A word-for-word copy of the entries below is required.

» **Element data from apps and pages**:
-*-*-
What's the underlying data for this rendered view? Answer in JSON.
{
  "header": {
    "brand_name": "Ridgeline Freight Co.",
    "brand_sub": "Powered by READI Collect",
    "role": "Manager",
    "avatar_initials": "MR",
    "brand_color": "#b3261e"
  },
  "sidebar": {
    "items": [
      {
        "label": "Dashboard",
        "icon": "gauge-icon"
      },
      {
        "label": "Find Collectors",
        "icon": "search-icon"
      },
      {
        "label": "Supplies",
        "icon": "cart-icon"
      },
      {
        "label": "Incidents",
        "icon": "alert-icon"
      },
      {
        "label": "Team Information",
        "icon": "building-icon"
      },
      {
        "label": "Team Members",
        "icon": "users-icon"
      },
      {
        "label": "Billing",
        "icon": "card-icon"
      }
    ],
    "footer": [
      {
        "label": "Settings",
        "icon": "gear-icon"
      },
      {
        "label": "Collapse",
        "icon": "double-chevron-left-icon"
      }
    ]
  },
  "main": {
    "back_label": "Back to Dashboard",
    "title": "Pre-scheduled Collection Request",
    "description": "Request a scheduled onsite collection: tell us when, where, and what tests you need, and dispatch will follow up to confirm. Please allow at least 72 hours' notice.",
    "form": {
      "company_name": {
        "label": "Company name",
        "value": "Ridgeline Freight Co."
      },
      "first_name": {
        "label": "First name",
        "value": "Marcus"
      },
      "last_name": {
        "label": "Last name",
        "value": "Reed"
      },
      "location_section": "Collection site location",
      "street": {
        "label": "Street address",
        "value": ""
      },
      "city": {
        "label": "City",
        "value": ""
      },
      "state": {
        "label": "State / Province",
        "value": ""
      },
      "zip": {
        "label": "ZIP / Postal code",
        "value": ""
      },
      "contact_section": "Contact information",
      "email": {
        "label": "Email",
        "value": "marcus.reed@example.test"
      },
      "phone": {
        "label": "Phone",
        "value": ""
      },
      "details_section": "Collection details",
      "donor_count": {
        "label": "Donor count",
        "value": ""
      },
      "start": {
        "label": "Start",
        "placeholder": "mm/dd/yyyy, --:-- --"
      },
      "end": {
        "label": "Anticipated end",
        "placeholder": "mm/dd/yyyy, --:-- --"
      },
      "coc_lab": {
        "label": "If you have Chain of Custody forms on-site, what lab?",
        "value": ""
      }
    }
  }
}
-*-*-
» **Output of the task**:
What's the underlying data for this rendered view? Answer in JSON.
{
  "header": {
    "brand_name": "Ridgeline Freight Co.",
    "brand_sub": "Powered by READI Collect",
    "role": "Manager",
    "avatar_initials": "MR",
    "brand_color": "#b3261e"
  },
  "sidebar": {
    "items": [
      {
        "label": "Dashboard",
        "icon": "gauge-icon"
      },
      {
        "label": "Find Collectors",
        "icon": "search-icon"
      },
      {
        "label": "Supplies",
        "icon": "cart-icon"
      },
      {
        "label": "Incidents",
        "icon": "alert-icon"
      },
      {
        "label": "Team Information",
        "icon": "building-icon"
      },
      {
        "label": "Team Members",
        "icon": "users-icon"
      },
      {
        "label": "Billing",
        "icon": "card-icon"
      }
    ],
    "footer": [
      {
        "label": "Settings",
        "icon": "gear-icon"
      },
      {
        "label": "Collapse",
        "icon": "double-chevron-left-icon"
      }
    ]
  },
  "main": {
    "back_label": "Back to Dashboard",
    "title": "Pre-scheduled Collection Request",
    "description": "Request a scheduled onsite collection: tell us when, where, and what tests you need, and dispatch will follow up to confirm. Please allow at least 72 hours' notice.",
    "form": {
      "company_name": {
        "label": "Company name",
        "value": "Ridgeline Freight Co."
      },
      "first_name": {
        "label": "First name",
        "value": "Marcus"
      },
      "last_name": {
        "label": "Last name",
        "value": "Reed"
      },
      "location_section": "Collection site location",
      "street": {
        "label": "Street address",
        "value": ""
      },
      "city": {
        "label": "City",
        "value": ""
      },
      "state": {
        "label": "State / Province",
        "value": ""
      },
      "zip": {
        "label": "ZIP / Postal code",
        "value": ""
      },
      "contact_section": "Contact information",
      "email": {
        "label": "Email",
        "value": "marcus.reed@example.test"
      },
      "phone": {
        "label": "Phone",
        "value": ""
      },
      "details_section": "Collection details",
      "donor_count": {
        "label": "Donor count",
        "value": ""
      },
      "start": {
        "label": "Start",
        "placeholder": "mm/dd/yyyy, --:-- --"
      },
      "end": {
        "label": "Anticipated end",
        "placeholder": "mm/dd/yyyy, --:-- --"
      },
      "coc_lab": {
        "label": "If you have Chain of Custody forms on-site, what lab?",
        "value": ""
      }
    }
  }
}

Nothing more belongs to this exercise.